Amid waves of Russian missile and drone strikes, there was little indication that the competition was being filmed in an underground metro station that has served as a shelter since Russia’s invasion. But the professional lighting and intricate graphics behind the performers could not totally distract from the rumbling of trains that at times could be heard between musical numbers.
The electronic music duo Tvorchi beat out nine other acts on Saturday with a performance of their song “Heart of Steel,” which they have said was inspired by the courage of Ukrainian defenders in the Azovstal steel plant during the siege of the southern city of Mariupol. Vocalist Jeffery Kenny sang between two backup dancers wearing gas masks as images of nuclear warning signs displayed on screens behind them.
“Don’t care what you say, don’t care how you feel, get out of my way, ‘cause I got a heart of steel,” Mr. Kenny sang. The duo — which has said that the song is about dignity, freedom and the unbreakable spirit of Ukrainians — both wore silver and gold “steel” hearts embroidered on the chests of their costumes.
They will take the Eurovision stage to perform their winning song in May.

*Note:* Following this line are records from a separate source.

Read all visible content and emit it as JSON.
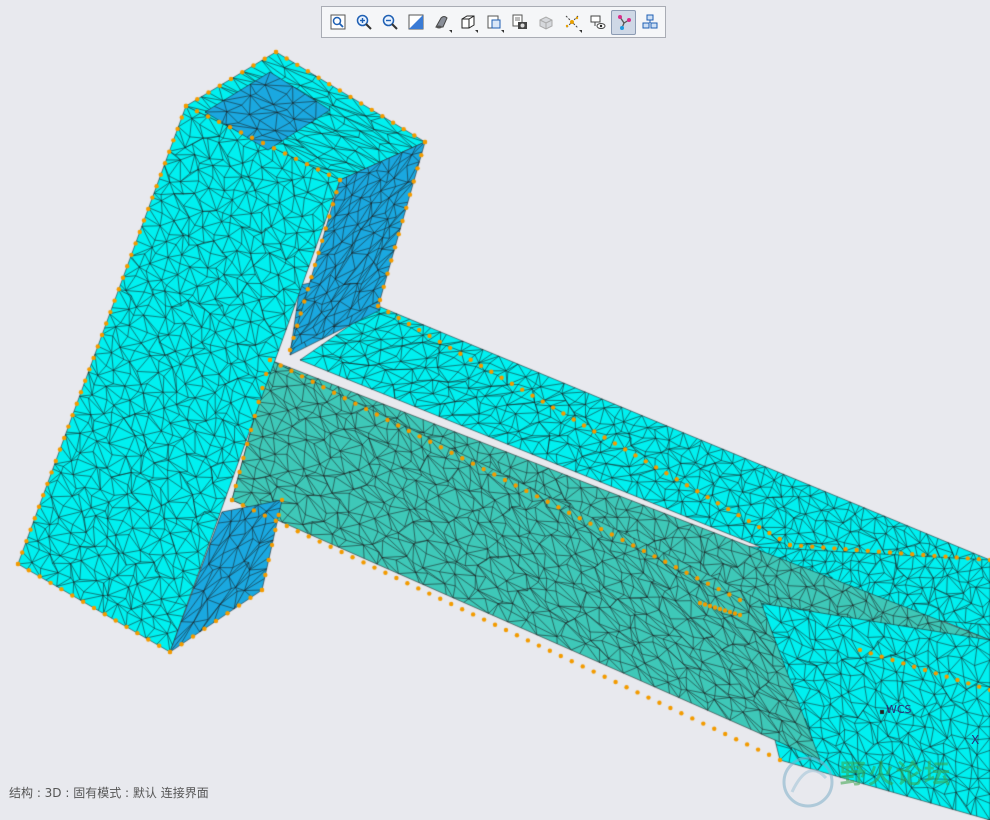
{
  "toolbar": {
    "buttons": [
      {
        "name": "refit-icon",
        "active": false
      },
      {
        "name": "zoom-in-icon",
        "active": false
      },
      {
        "name": "zoom-out-icon",
        "active": false
      },
      {
        "name": "repaint-icon",
        "active": false
      },
      {
        "name": "display-style-icon",
        "active": false,
        "menu": true
      },
      {
        "name": "saved-orientations-icon",
        "active": false,
        "menu": true
      },
      {
        "name": "view-manager-icon",
        "active": false,
        "menu": true
      },
      {
        "name": "snapshot-icon",
        "active": false
      },
      {
        "name": "appearance-icon",
        "active": false
      },
      {
        "name": "datum-display-icon",
        "active": false,
        "menu": true
      },
      {
        "name": "annotation-display-icon",
        "active": false
      },
      {
        "name": "mesh-connection-icon",
        "active": true
      },
      {
        "name": "model-tree-filter-icon",
        "active": false
      }
    ]
  },
  "status": {
    "text": "结构 : 3D : 固有模式 : 默认 连接界面"
  },
  "viewport": {
    "wcs_label": "WCS",
    "x_axis_label": "X",
    "watermark_text": "野火论坛"
  },
  "colors": {
    "background": "#e8e9ee",
    "mesh_face": "#00f0f0",
    "mesh_shadow_face": "#3ec8b8",
    "mesh_inner_face": "#1aa8e0",
    "mesh_edge": "#1a1a1a",
    "mesh_node": "#f29b00"
  }
}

Eurovision, the world’s largest live music competition, is known for its elaborate costumes, over-the-top performances and potential to launch new talent to international fame. The annual European showcase promoting cultural unity was first held in 1956 and has ballooned into a huge TV event with participants from nearly 40 countries, including Australia and Israel. Close to 160 million people tuned in to the 2022 competition in May.
Ukraine won that contest, which followed Russia’s invasion in February, when folk-rap band Kalush Orchestra secured the popular vote with an energetic performance of “Stefania.” The song was originally written to honor the mother of the group’s frontman, but was recast during the war as a tribute to Ukraine and has since become an anti-war anthem.
While the country that wins Eurovision typically hosts the next edition of the competition, the contest’s organizers announced in June that it would not be possible to hold the event in Ukraine, citing security. The event will instead be held in Liverpool, England.
Tvorchi, in a statement on their Instagram page, thanked “people with hearts of steel.”
“We will do everything to adequately represent Ukraine and our indomitability,” the duo wrote.